President Gerald Ford championed the adoption of the Energy Policy and Conservation Act (EPCA) in 1975 to promote American energy independence through the limiting of American crude oil exports. Through this law and related regulatory provisions, the federal government successfully shielded American energy interests from crises similar to the 1973 Arab oil embargo. However, the recent advent of new oil drilling technologies has resulted in a domestic oil boom and cries for the lifting of EPCA export limits to capitalize on this newfound resource. In order to resolve the growing export debate pitting oil exporters against environmentalists and energy isolationists, the federal government must make a timely decision to either utilize growing oil caches while the country still can or continue the EPCA’s framework protecting American energy security and the environment.

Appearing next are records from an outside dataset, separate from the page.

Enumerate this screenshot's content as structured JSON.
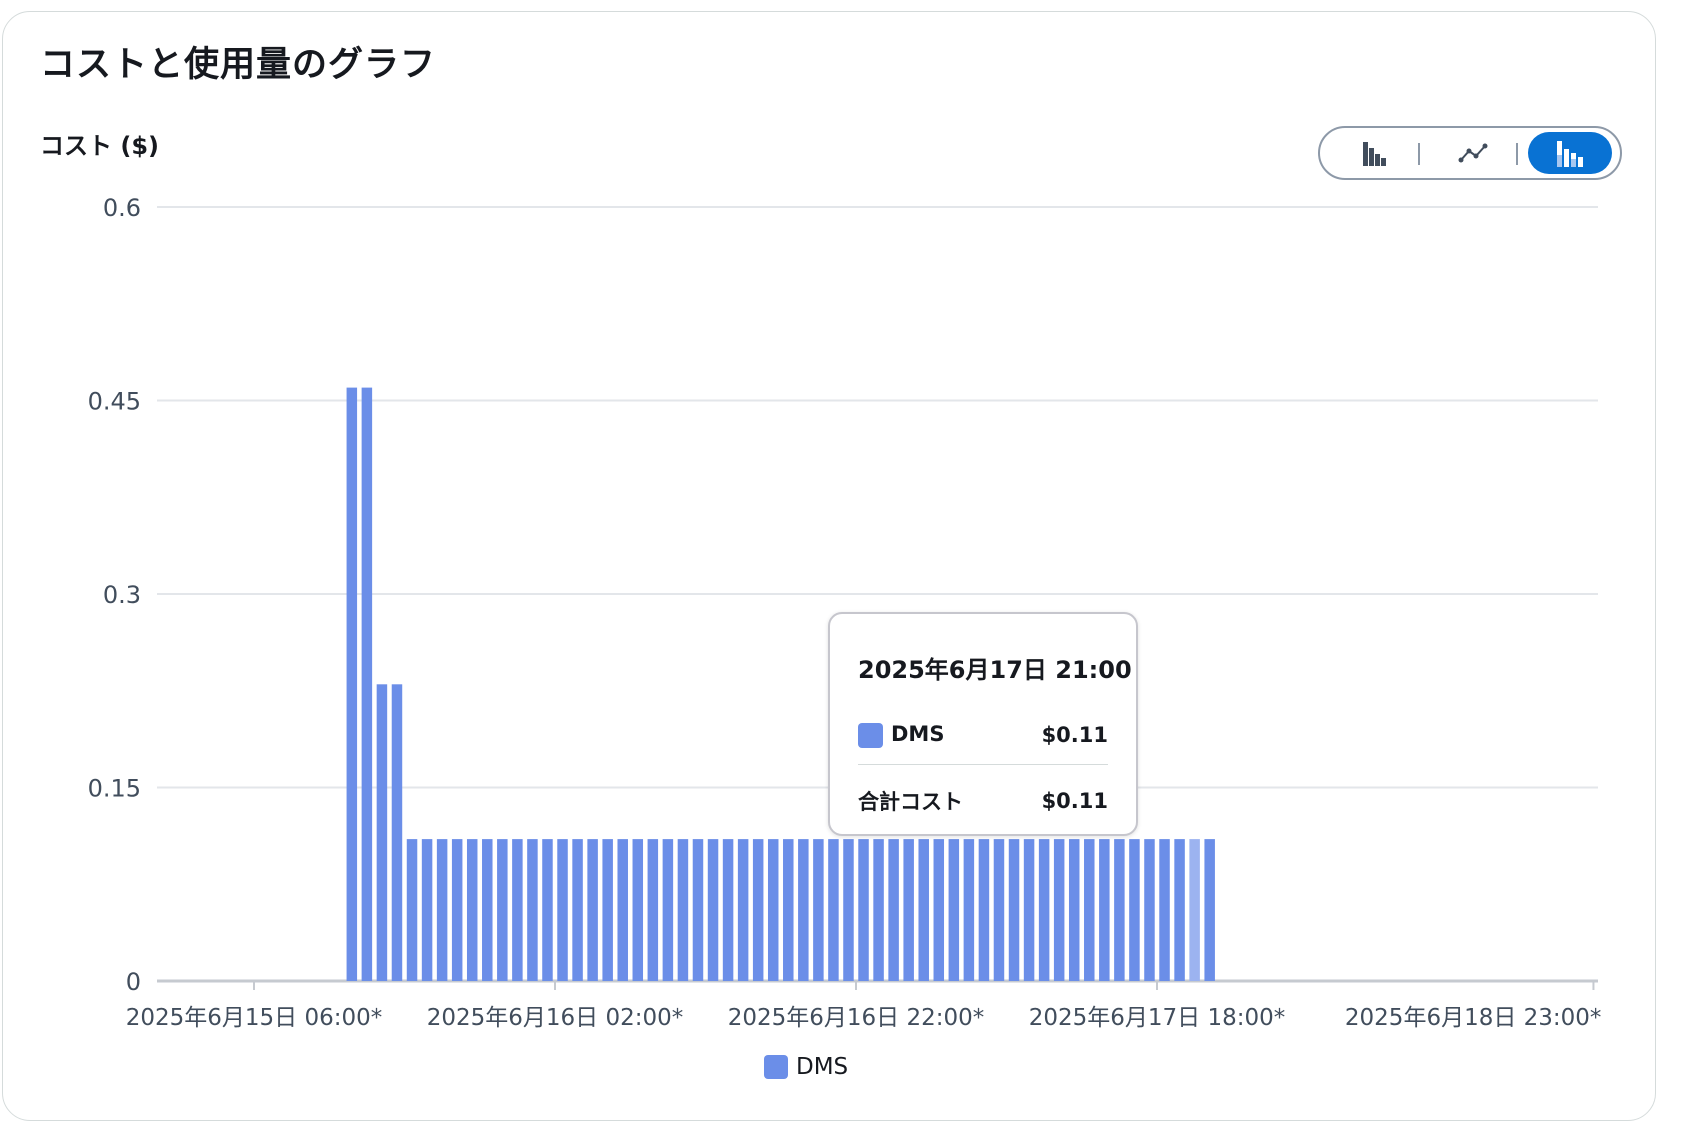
{
  "panel": {
    "title": "コストと使用量のグラフ"
  },
  "view_toggle": {
    "options": [
      {
        "name": "bar-chart-icon",
        "active": false
      },
      {
        "name": "line-chart-icon",
        "active": false
      },
      {
        "name": "stacked-bar-chart-icon",
        "active": true
      }
    ]
  },
  "colors": {
    "series": "#6b8ee8",
    "series_highlight": "#9cb3f0",
    "grid": "#e3e6ea",
    "axis": "#c6cad0",
    "active_toggle": "#0972d3"
  },
  "chart_data": {
    "type": "bar",
    "title": "コストと使用量のグラフ",
    "ylabel": "コスト ($)",
    "xlabel": "",
    "ylim": [
      0,
      0.6
    ],
    "yticks": [
      "0",
      "0.15",
      "0.3",
      "0.45",
      "0.6"
    ],
    "x_tick_labels": [
      "2025年6月15日 06:00*",
      "2025年6月16日 02:00*",
      "2025年6月16日 22:00*",
      "2025年6月17日 18:00*",
      "2025年6月18日 23:00*"
    ],
    "x_tick_label_hours": [
      0,
      20,
      40,
      60,
      89
    ],
    "bar_start_hour": 6,
    "series": [
      {
        "name": "DMS",
        "values": [
          0.46,
          0.46,
          0.23,
          0.23,
          0.11,
          0.11,
          0.11,
          0.11,
          0.11,
          0.11,
          0.11,
          0.11,
          0.11,
          0.11,
          0.11,
          0.11,
          0.11,
          0.11,
          0.11,
          0.11,
          0.11,
          0.11,
          0.11,
          0.11,
          0.11,
          0.11,
          0.11,
          0.11,
          0.11,
          0.11,
          0.11,
          0.11,
          0.11,
          0.11,
          0.11,
          0.11,
          0.11,
          0.11,
          0.11,
          0.11,
          0.11,
          0.11,
          0.11,
          0.11,
          0.11,
          0.11,
          0.11,
          0.11,
          0.11,
          0.11,
          0.11,
          0.11,
          0.11,
          0.11,
          0.11,
          0.11,
          0.11,
          0.11
        ]
      }
    ],
    "highlighted_index": 56,
    "legend_position": "bottom",
    "grid": true
  },
  "tooltip": {
    "title": "2025年6月17日 21:00",
    "series_name": "DMS",
    "series_value": "$0.11",
    "total_label": "合計コスト",
    "total_value": "$0.11"
  },
  "legend": {
    "items": [
      {
        "label": "DMS"
      }
    ]
  }
}
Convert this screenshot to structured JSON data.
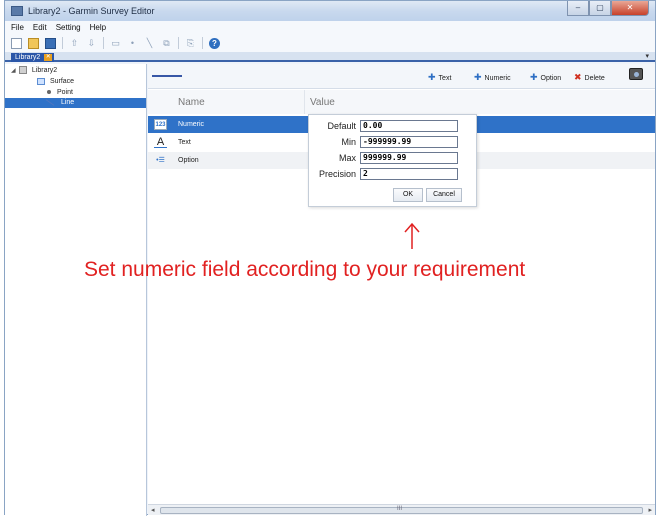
{
  "window": {
    "title": "Library2 - Garmin Survey Editor",
    "controls": {
      "minimize": "–",
      "maximize": "▢",
      "close": "✕"
    }
  },
  "menubar": {
    "items": [
      "File",
      "Edit",
      "Setting",
      "Help"
    ]
  },
  "toolbar": {
    "icons": [
      "new-icon",
      "open-icon",
      "save-icon",
      "move-up-icon",
      "move-down-icon",
      "add-surface-icon",
      "add-point-icon",
      "add-line-icon",
      "copy-icon",
      "paste-icon",
      "help-icon"
    ]
  },
  "tab": {
    "label": "Library2",
    "menu": "▾"
  },
  "tree": {
    "root": "Library2",
    "children": [
      "Surface",
      "Point",
      "Line"
    ],
    "selected": "Line"
  },
  "main_toolbar": {
    "buttons": {
      "text": "Text",
      "numeric": "Numeric",
      "option": "Option",
      "delete": "Delete"
    },
    "camera": "camera-icon"
  },
  "grid": {
    "headers": {
      "name": "Name",
      "value": "Value"
    },
    "rows": [
      {
        "name": "Numeric",
        "icon": "numeric-field-icon"
      },
      {
        "name": "Text",
        "icon": "text-field-icon"
      },
      {
        "name": "Option",
        "icon": "option-field-icon"
      }
    ]
  },
  "numeric_popup": {
    "default_label": "Default",
    "default_value": "0.00",
    "min_label": "Min",
    "min_value": "-999999.99",
    "max_label": "Max",
    "max_value": "999999.99",
    "precision_label": "Precision",
    "precision_value": "2",
    "ok_label": "OK",
    "cancel_label": "Cancel"
  },
  "scrollbar": {
    "left": "◂",
    "right": "▸",
    "grip": "III"
  },
  "annotation": {
    "text": "Set numeric field according to your requirement"
  },
  "colors": {
    "accent": "#2f72c8",
    "annotation": "#e12121",
    "titlebar": "#c9d9ee"
  }
}
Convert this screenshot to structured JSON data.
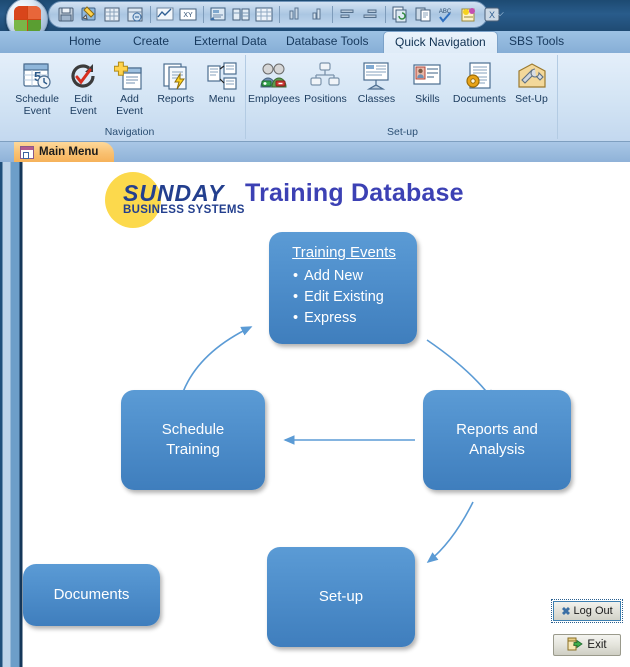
{
  "window": {
    "title": "",
    "app_icon": "access-orb-icon"
  },
  "quick_access_toolbar": {
    "icons": [
      "save-icon",
      "undo-edit-icon",
      "spelling-table-icon",
      "refresh-records-icon",
      "chart-line-icon",
      "datasheet-xy-icon",
      "form-view-icon",
      "split-form-icon",
      "tabular-layout-icon",
      "chart-column-small-icon",
      "chart-column-icon",
      "align-top-icon",
      "align-bottom-icon",
      "copy-refresh-icon",
      "paste-append-icon",
      "spell-check-icon",
      "filter-lamp-icon",
      "export-excel-icon"
    ],
    "dropdown_label": "⌵"
  },
  "ribbon": {
    "tabs": [
      {
        "label": "Home",
        "active": false
      },
      {
        "label": "Create",
        "active": false
      },
      {
        "label": "External Data",
        "active": false
      },
      {
        "label": "Database Tools",
        "active": false
      },
      {
        "label": "Quick Navigation",
        "active": true
      },
      {
        "label": "SBS Tools",
        "active": false
      }
    ],
    "groups": [
      {
        "label": "Navigation",
        "buttons": [
          {
            "caption": "Schedule\nEvent",
            "line1": "Schedule",
            "line2": "Event",
            "icon": "calendar-clock-icon"
          },
          {
            "caption": "Edit\nEvent",
            "line1": "Edit",
            "line2": "Event",
            "icon": "edit-refresh-icon"
          },
          {
            "caption": "Add\nEvent",
            "line1": "Add",
            "line2": "Event",
            "icon": "add-document-icon"
          },
          {
            "caption": "Reports",
            "line1": "Reports",
            "line2": "",
            "icon": "reports-lightning-icon"
          },
          {
            "caption": "Menu",
            "line1": "Menu",
            "line2": "",
            "icon": "menu-forms-icon"
          }
        ]
      },
      {
        "label": "Set-up",
        "buttons": [
          {
            "caption": "Employees",
            "line1": "Employees",
            "line2": "",
            "icon": "employees-icon"
          },
          {
            "caption": "Positions",
            "line1": "Positions",
            "line2": "",
            "icon": "org-chart-icon"
          },
          {
            "caption": "Classes",
            "line1": "Classes",
            "line2": "",
            "icon": "classes-presentation-icon"
          },
          {
            "caption": "Skills",
            "line1": "Skills",
            "line2": "",
            "icon": "skills-badge-icon"
          },
          {
            "caption": "Documents",
            "line1": "Documents",
            "line2": "",
            "icon": "documents-gear-icon"
          },
          {
            "caption": "Set-Up",
            "line1": "Set-Up",
            "line2": "",
            "icon": "setup-tools-icon"
          }
        ]
      }
    ]
  },
  "document_tabs": [
    {
      "label": "Main Menu",
      "icon": "form-icon",
      "active": true
    }
  ],
  "main": {
    "logo": {
      "brand": "SUNDAY",
      "tagline": "BUSINESS SYSTEMS",
      "circle_color": "#fcd94c",
      "text_color": "#233f8e"
    },
    "page_title": "Training Database",
    "page_title_color": "#3c41b4",
    "box_color": "#4e8ecb",
    "arrow_color": "#5b9bd5",
    "flow_boxes": [
      {
        "id": "training-events",
        "title": "Training Events",
        "bullets": [
          "Add New",
          "Edit Existing",
          "Express"
        ]
      },
      {
        "id": "schedule-training",
        "line1": "Schedule",
        "line2": "Training"
      },
      {
        "id": "reports-and-analysis",
        "line1": "Reports and",
        "line2": "Analysis"
      },
      {
        "id": "set-up",
        "line1": "Set-up",
        "line2": ""
      },
      {
        "id": "documents",
        "line1": "Documents",
        "line2": ""
      }
    ]
  },
  "footer": {
    "logout": {
      "label": "Log Out",
      "icon": "x-icon",
      "focused": true
    },
    "exit": {
      "label": "Exit",
      "icon": "exit-door-icon"
    }
  }
}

This Note argues that the federal government should lift the EPCA’s oil export ban in response to the current rise in domestic oil production. Part I explores the history of the EPCA and other relevant regulatory measures, how these standards regulate crude oil exports, and how questions surrounding these laws arose. Part II compares and contrasts the arguments for and against lifting the ban. Part II analyzes previously submitted government solutions to this export issue. Part III proposes that the President set new licensing rules approving crude oil exports while requiring exporters to provide fixed funding levels for renewable energy projects and meet additional environmental sustainability standards. Also, this solution suggests that the federal government promote the modification or creation of American oil refineries to better utilize domestically produced light crude oil to ensure U.S. energy independence.